= What is being asked =
Scan the entries line by line and return those with "votre".

###

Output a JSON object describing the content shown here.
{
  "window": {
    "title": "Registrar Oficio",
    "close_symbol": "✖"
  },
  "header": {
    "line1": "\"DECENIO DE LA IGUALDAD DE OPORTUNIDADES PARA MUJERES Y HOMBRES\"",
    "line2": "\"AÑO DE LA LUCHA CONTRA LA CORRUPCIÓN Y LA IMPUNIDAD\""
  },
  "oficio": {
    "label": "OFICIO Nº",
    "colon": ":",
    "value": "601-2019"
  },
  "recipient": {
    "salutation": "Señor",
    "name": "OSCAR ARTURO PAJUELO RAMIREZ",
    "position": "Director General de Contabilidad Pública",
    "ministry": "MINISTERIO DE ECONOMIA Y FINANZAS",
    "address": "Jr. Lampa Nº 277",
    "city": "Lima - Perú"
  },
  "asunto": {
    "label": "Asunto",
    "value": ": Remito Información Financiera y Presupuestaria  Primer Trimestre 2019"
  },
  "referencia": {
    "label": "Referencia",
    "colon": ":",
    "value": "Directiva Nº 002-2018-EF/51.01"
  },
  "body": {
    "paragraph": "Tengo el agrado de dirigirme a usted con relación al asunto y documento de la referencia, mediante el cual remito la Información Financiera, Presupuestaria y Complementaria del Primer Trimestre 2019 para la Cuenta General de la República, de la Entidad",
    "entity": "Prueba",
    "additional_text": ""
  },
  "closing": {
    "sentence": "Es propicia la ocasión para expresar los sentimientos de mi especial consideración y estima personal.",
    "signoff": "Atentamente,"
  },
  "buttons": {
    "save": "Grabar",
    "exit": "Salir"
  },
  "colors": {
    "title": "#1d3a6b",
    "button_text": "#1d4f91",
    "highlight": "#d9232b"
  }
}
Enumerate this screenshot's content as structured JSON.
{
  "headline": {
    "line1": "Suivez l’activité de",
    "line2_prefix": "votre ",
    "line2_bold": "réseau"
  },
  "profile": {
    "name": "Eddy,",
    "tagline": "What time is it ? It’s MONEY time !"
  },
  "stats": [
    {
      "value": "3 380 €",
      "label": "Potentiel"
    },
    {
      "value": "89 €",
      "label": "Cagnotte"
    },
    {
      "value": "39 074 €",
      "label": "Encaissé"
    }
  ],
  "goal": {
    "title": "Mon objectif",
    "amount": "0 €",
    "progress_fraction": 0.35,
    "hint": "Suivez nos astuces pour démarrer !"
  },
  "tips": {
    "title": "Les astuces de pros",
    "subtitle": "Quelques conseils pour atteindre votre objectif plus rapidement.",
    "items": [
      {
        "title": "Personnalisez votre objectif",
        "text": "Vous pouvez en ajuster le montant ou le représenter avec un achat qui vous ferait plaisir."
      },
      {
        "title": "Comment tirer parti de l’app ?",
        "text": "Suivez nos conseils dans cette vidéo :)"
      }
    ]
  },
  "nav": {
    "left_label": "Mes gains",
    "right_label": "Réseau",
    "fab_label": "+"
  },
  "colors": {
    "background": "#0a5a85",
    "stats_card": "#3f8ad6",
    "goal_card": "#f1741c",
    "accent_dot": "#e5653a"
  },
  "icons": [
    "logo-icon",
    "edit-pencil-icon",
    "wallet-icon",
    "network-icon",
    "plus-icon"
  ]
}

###

= Answer space =
    "line2_prefix": "votre ",
    "subtitle": "Quelques conseils pour atteindre votre objectif plus rapidement.",
        "title": "Personnalisez votre objectif",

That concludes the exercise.